The first phase, the instillation phase, typically lasts 10-30 seconds.6 The vacuum closes, and the instillation apparatus opens. Solution moves from the solution container through the tubing to saturate both the foam and the wound bed. The intake of the solution to the wound is monitored through transparent drapes. The amount of solution required for the instillation system can be measured and programmed. The second phase involves soaking the solution within the wound bed. The instillation line is now closed. The inflow and outflow are blocked. The instilled fluid in this phase has access to the wound surface. Typically the soak time is around 5-30 minutes.6The third phase is the suction phase. In this phase, the NPWT is restored. The solution is evacuated from the wound along with wound exudate. The duration of the vacuum phase is programmable and based on clinical assessment. The standard setting is 3 hours. Each cycle is said to correspond to a standard dressing change.6 Since each cycle varies based on programmability, the amount of “dressing changes” using NPWTi varies. Reducing the number of dressing changes can benefit the staff and the patient. Dressing changes are often painful for the patient and time-consuming for the health care provider. The NPWT has an integrated reservoir of instillation fluid removed by the suction.
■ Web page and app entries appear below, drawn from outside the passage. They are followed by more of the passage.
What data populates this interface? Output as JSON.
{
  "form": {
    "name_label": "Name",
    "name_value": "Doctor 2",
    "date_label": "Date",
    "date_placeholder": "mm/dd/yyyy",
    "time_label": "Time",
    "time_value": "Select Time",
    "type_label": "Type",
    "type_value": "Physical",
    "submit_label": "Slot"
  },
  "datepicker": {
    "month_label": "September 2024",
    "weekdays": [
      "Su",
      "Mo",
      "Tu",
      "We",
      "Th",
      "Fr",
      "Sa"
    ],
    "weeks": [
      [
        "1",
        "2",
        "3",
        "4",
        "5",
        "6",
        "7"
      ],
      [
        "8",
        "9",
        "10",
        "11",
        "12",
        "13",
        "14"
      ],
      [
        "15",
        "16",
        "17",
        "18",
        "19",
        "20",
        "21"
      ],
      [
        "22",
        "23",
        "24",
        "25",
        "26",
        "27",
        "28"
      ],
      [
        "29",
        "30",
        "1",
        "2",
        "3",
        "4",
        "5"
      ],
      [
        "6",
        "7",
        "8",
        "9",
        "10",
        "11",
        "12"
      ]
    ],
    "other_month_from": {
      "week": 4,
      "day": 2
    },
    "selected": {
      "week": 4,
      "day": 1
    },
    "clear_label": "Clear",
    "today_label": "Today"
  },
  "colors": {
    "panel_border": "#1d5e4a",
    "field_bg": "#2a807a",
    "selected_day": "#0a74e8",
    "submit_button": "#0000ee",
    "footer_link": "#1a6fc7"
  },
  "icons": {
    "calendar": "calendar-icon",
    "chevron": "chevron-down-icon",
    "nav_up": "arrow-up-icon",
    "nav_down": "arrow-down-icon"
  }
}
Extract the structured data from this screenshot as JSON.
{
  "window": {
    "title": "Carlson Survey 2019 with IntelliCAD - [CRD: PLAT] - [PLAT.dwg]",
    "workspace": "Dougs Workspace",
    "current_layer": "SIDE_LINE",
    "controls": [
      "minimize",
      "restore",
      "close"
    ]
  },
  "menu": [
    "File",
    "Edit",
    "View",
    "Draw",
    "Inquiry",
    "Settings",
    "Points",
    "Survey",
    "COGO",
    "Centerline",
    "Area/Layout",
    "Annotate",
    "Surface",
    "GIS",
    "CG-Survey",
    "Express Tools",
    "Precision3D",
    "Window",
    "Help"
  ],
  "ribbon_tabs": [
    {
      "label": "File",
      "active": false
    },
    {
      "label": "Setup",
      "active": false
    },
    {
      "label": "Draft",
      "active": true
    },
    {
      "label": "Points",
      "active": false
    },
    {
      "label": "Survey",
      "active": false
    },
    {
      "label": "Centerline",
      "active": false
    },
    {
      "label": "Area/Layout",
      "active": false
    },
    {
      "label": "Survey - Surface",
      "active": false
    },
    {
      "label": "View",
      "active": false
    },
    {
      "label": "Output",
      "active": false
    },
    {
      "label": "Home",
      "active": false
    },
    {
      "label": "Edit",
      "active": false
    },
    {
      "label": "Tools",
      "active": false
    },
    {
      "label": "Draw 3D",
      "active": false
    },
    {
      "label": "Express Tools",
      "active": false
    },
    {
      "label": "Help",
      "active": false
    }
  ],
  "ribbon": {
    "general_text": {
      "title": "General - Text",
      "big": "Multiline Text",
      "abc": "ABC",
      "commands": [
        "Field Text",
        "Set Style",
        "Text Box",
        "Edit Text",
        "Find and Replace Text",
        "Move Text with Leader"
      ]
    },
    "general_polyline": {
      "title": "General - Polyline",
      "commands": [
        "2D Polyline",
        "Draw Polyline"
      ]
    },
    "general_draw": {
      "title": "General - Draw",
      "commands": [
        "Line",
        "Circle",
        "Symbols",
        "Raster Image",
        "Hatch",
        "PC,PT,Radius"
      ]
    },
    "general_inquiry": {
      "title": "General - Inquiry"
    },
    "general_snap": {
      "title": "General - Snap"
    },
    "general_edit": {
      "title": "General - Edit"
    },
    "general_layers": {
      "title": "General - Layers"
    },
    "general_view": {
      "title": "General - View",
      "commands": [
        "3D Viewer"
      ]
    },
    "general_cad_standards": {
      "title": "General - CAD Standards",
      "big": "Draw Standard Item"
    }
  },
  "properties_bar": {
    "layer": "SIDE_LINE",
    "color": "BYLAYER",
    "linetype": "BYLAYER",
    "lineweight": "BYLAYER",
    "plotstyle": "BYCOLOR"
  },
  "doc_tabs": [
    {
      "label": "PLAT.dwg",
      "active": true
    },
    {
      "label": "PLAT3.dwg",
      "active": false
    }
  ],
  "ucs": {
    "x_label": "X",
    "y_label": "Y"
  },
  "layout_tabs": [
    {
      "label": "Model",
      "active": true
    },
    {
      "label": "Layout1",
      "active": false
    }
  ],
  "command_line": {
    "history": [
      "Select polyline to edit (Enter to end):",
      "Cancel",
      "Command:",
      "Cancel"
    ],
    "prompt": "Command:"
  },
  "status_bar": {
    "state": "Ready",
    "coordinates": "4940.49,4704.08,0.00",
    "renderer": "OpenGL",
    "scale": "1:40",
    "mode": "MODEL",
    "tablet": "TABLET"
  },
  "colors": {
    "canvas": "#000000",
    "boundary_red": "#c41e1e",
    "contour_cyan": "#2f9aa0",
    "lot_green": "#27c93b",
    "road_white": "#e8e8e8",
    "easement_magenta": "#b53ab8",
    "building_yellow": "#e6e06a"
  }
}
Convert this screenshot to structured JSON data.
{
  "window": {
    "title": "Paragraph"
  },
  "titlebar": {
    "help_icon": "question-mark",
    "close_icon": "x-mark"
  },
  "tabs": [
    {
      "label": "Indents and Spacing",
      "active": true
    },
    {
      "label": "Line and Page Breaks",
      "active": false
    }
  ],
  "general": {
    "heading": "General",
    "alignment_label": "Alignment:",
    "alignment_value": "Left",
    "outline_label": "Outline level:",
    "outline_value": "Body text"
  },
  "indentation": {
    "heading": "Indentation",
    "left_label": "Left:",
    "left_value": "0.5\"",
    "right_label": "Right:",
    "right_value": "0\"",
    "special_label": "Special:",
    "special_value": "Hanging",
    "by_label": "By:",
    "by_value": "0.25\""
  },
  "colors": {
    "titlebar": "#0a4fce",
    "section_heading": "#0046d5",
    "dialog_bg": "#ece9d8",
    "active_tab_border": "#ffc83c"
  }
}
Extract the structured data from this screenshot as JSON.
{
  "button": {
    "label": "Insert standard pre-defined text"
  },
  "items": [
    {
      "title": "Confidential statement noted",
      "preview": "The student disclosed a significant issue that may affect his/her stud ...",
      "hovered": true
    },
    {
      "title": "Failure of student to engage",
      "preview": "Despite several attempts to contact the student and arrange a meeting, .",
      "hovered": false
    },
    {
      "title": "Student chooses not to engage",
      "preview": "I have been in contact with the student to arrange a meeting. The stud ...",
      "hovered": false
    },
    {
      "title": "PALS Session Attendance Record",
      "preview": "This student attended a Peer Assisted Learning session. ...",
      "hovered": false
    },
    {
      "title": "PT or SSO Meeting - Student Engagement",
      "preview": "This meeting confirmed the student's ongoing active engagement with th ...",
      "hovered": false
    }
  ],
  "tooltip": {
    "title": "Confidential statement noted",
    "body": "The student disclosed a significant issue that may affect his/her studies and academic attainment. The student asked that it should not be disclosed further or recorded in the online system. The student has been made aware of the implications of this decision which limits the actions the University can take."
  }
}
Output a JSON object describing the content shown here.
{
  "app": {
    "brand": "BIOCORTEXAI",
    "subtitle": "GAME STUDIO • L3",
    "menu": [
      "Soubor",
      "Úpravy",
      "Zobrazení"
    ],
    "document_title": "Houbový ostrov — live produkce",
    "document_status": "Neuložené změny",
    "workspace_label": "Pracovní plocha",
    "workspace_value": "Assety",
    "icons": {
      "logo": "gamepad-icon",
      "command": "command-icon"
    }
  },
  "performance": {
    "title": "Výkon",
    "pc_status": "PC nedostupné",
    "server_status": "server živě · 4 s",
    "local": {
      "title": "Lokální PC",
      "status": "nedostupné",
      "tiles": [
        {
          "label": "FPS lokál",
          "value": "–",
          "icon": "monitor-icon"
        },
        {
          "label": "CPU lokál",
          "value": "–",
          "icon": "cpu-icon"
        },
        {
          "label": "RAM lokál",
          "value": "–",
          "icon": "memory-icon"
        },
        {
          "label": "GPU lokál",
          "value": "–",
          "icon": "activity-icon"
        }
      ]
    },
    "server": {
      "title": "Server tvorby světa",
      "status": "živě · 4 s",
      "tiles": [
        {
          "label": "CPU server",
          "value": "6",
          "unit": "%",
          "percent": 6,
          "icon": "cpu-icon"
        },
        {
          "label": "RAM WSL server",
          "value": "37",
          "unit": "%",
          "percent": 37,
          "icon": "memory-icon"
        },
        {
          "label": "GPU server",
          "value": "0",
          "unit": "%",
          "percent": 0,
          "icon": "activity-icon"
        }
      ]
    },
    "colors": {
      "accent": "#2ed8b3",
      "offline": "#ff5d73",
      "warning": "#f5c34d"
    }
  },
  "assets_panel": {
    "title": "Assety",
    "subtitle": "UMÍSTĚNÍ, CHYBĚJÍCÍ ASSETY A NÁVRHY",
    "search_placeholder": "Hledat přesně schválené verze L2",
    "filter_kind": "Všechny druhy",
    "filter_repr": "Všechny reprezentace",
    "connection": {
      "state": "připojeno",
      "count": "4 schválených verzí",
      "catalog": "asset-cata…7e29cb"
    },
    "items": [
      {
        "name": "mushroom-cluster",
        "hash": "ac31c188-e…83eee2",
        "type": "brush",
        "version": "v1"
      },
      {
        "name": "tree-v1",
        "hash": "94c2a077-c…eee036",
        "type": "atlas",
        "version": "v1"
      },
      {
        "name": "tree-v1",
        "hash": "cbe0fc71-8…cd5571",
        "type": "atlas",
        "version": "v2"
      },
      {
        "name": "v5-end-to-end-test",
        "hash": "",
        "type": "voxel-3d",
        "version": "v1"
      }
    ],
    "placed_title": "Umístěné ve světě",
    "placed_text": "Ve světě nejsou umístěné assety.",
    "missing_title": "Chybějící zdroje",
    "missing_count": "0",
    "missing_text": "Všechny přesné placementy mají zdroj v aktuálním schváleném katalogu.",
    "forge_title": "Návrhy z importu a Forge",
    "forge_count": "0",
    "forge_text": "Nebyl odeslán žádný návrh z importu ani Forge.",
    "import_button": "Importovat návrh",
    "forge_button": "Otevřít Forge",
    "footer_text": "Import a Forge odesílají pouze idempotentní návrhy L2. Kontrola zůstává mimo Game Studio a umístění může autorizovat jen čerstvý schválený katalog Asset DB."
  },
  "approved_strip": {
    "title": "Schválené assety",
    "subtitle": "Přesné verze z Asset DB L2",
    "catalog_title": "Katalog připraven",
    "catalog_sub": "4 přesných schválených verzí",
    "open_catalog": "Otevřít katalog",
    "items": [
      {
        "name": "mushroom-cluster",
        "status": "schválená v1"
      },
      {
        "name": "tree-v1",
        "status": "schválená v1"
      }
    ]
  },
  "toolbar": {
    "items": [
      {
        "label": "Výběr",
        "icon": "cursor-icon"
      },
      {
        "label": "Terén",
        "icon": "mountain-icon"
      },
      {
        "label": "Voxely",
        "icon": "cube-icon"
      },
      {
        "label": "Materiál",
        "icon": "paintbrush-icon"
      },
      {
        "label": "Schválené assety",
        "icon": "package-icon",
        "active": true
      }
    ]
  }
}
Application of NPWTi has been documented in literature for usage in:6
The potential benefits of NPWTi in the treatment of our patients are numerous, especially in light of promising results available in current literature. However, to ensure appropriate patient and wound selection, further research is required to achieve consistency involving settings, standardization, and individualization of parameters. References
Dr. Lenz is a Certified Wound Specialist Physician. He has a special interest in limb salvage and wound care including surgery to correct deformities causing lower extremity ulcerations. He uses the most technologically advanced wound healing treatments available. He has presented multiple research projects related to advanced wound care at national surgical conferences. He is a graduate of the New York College of Podiatric Medicine and completed a comprehensive medical and surgical residency at the Jesse Brown Veterans Affairs Medical Center in Chicago, Illinois, where he served as Chief Resident. Dr. Lenz completed advanced surgical training in Germany and England, where he worked with international experts in diabetic foot surgery. He is dual board certified by the American Board of Wound Management and the American Board of Podiatric Medicine. He is a member of the American Podiatric Medical Association (APMA). Dr. Lenz is certified in hyperbaric medicine by the Undersea and Hyperbaric Medical Society. Dr. Lenz is certified in foot surgery by the American Board of Foot and Ankle Surgery.
Dr. Hussain is a foot and ankle surgery resident at RWJBH-Community Medical Center in Toms River, New Jersey. Fahad received his bachelor’s degree in biology from The University of Houston, and his medical degree from Temple University School of Podiatric Medicine. Dr. Hussain is surgically inclined and has a devoted interest in reconstructive surgery, limb salvage, cosmetic surgery, trauma, and minimally invasive surgery.
The views and opinions expressed in this blog are solely those of the author, and do not represent the views of WoundSource, HMP Global, its affiliates, or subsidiary companies.